When you think of the state of Oklahoma, you might envision one of a very short list of things:
(1) The strange political nature of some of the area’s politicians
(2) Wheat and cattle, flowing over a flatly monotonous expanse
Oklahoma may have both of these things in excess, but it is also a land of surprising diversity. In it is contained a part of the wet and scenic Ozark Plateau, the Arbuckle and Wichita Mountains, the expansive and refractile salt flats in the north, the wet and sticky southeastern swamps, the deciduous forests of the east, and, of course, the plains regions. In the panhandle are plains and desert leading to the highest point in the state: Black Mesa, which stands at almost 5,000 feet elevation on the Oklahoma-New Mexico-Colorado border.
Ok, I’ll admit, there are some things that I wish weren’t really…well, quite so close to home. In the midwest, there are several species that are known to carry rabies, and in our area, skunks top the list. The three counties we have lived in since moving to this state top the list of rabies cases every year, which gives me even more of a pause when I see these critters.

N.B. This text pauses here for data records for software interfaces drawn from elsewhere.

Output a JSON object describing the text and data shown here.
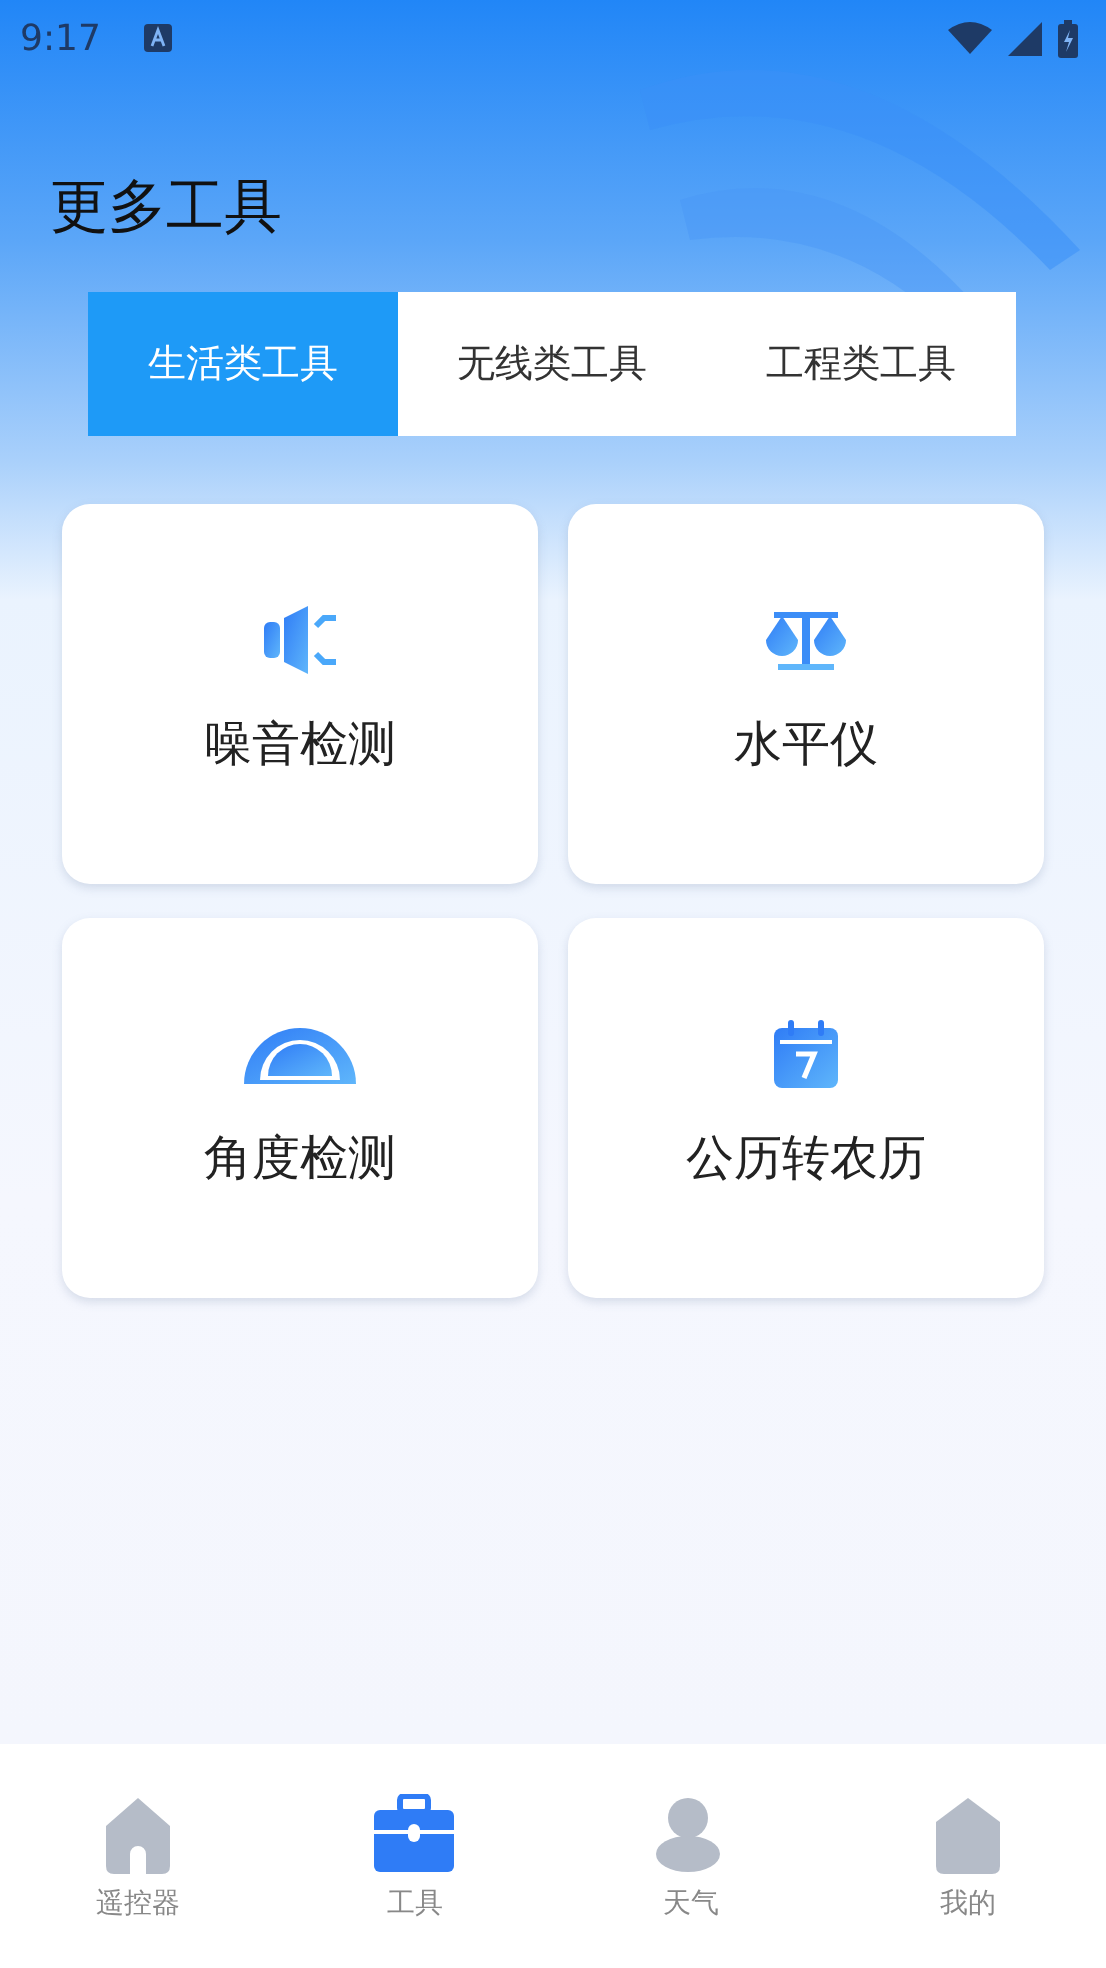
{
  "status_bar": {
    "time": "9:17"
  },
  "header": {
    "title": "更多工具"
  },
  "tabs": [
    {
      "label": "生活类工具",
      "selected": true
    },
    {
      "label": "无线类工具",
      "selected": false
    },
    {
      "label": "工程类工具",
      "selected": false
    }
  ],
  "tools": [
    {
      "label": "噪音检测",
      "kind": "speaker"
    },
    {
      "label": "水平仪",
      "kind": "scale"
    },
    {
      "label": "角度检测",
      "kind": "protractor"
    },
    {
      "label": "公历转农历",
      "kind": "calendar"
    }
  ],
  "bottom_nav": [
    {
      "label": "遥控器",
      "kind": "home",
      "selected": false
    },
    {
      "label": "工具",
      "kind": "toolbox",
      "selected": true
    },
    {
      "label": "天气",
      "kind": "weather",
      "selected": false
    },
    {
      "label": "我的",
      "kind": "profile",
      "selected": false
    }
  ]
}
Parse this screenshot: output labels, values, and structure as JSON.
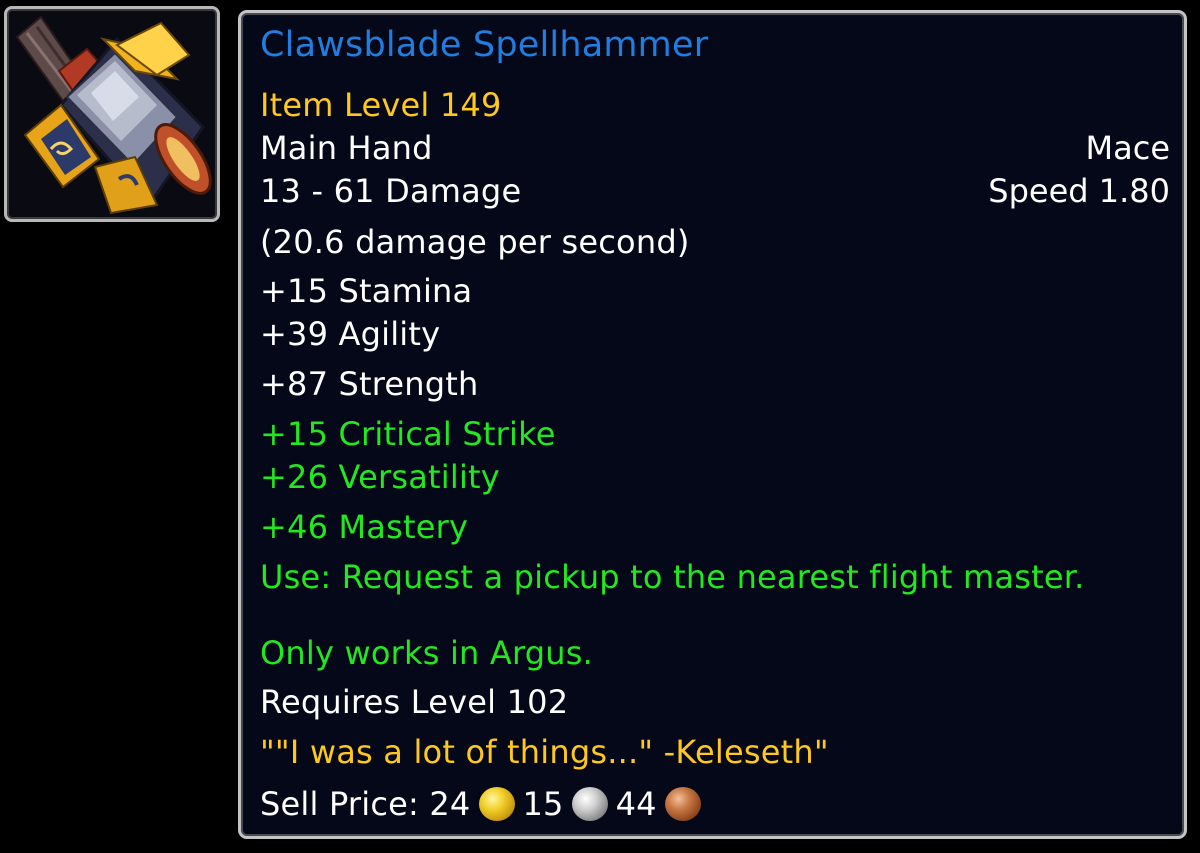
{
  "item": {
    "icon": "mace-icon",
    "name": "Clawsblade Spellhammer",
    "item_level": "Item Level 149",
    "slot": "Main Hand",
    "type": "Mace",
    "damage": "13 - 61 Damage",
    "speed": "Speed 1.80",
    "dps": "(20.6 damage per second)",
    "stats": [
      "+15 Stamina",
      "+39 Agility",
      "+87 Strength"
    ],
    "secondary_stats": [
      "+15 Critical Strike",
      "+26 Versatility",
      "+46 Mastery"
    ],
    "use_effect": "Use: Request a pickup to the nearest flight master.",
    "use_note": "Only works in Argus.",
    "requires_level": "Requires Level 102",
    "flavor_text": "\"\"I was a lot of things...\" -Keleseth\"",
    "sell_price": {
      "label": "Sell Price:",
      "gold": "24",
      "silver": "15",
      "copper": "44"
    }
  },
  "colors": {
    "name": "#1f7ee0",
    "item_level": "#ffc81e",
    "base_text": "#ffffff",
    "bonus_text": "#22e81e",
    "flavor": "#ffc81e",
    "background": "#050819",
    "border": "#c4c4c4"
  }
}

You know, visiting my parents when I get a free afternoon (which has happened exactly twice in the last month. Yay!) is a wonderful thing. The Other Half and I get to see them both, and they have more of an excuse to get outside.
It just so happened that this year, I got to see my sister and her Other Half for the first time since they moved into the real world almost three years ago. It was great getting to see them, and it was also great convincing them to go out looking for loons with us. It took us showing them proof that loons do in fact exist at Lake Hefner to get them to come out, though.
The second part of our Fourth of July adventure continued our trek into the southern regions of Oklahoma. I had been to the area before but had never had the time to explore Robbers Cave, a place so named because of the numerous outlaws who took to hiding there (including Belle Starr, Jesse James, and the Dalton Gang, among others).
For us, the hike was a trek up the old, steep Civilian Conservation Corps trail, with frequent looks back to make sure the thunder we were hearing wasn’t anywhere near us.
Unfortunately, despite what the ranger at the nature center said about the weather (that the thunderstorm was totally going to go around us and we wouldn’t see any rain), we realized we should have listened to the meteorologists on the matter. Instead of just heading home, we waited for a break in the rain before going down the Rough Canyon Trail, where we discovered that the dog was definitely not afraid of a good thunderstorm (or a good hike, for that matter). Because of the continuing rain, we opted for a shorter hike; we also didn’t see any other hikers in the area (probably because they were smarter than we were).
Even though the wet hike made for very little luck at finding wildlife, we still managed to find a few reptiles out enjoying the moisture with us. And let’s be honest, there isn’t anything more fun than dancing in the rain on the Fourth of July.
I got mad and turned the Other Half into a toad (Just kidding!)
Three-toed box turtle who was trucking down the trail until he saw us.
The actual cave was a bit disappointing…
A feeding area for flathead catfish near the boathouse
This summer, we decided to try something new with the dog: escape the 4th of July fireworks. You see, Eli has a potent fear of fireworks, gunshots, and fire alarms. Why, we’re not entirely sure, and attempting to behaviorally desensitize him has only made it worse. Our plan was simple: Drive down to the eastern corner of the state, find a wildlife refuge or state park that wasn’t having a big to-do, and commence exploring any trails with the pup.
I know, I haven’t posted recently. Yet again, I find myself turning into a blog flake. But I have a good reason: I’m taking my national board examination in a month, and I have been cramming the last 3.5 years of my education into a few short months. I know, I know, this isn’t a platform for vet stories, but it’s the biggest thing on my mind right now.
Anyway, back in August, the local birding community hit on something big: a south polar skua.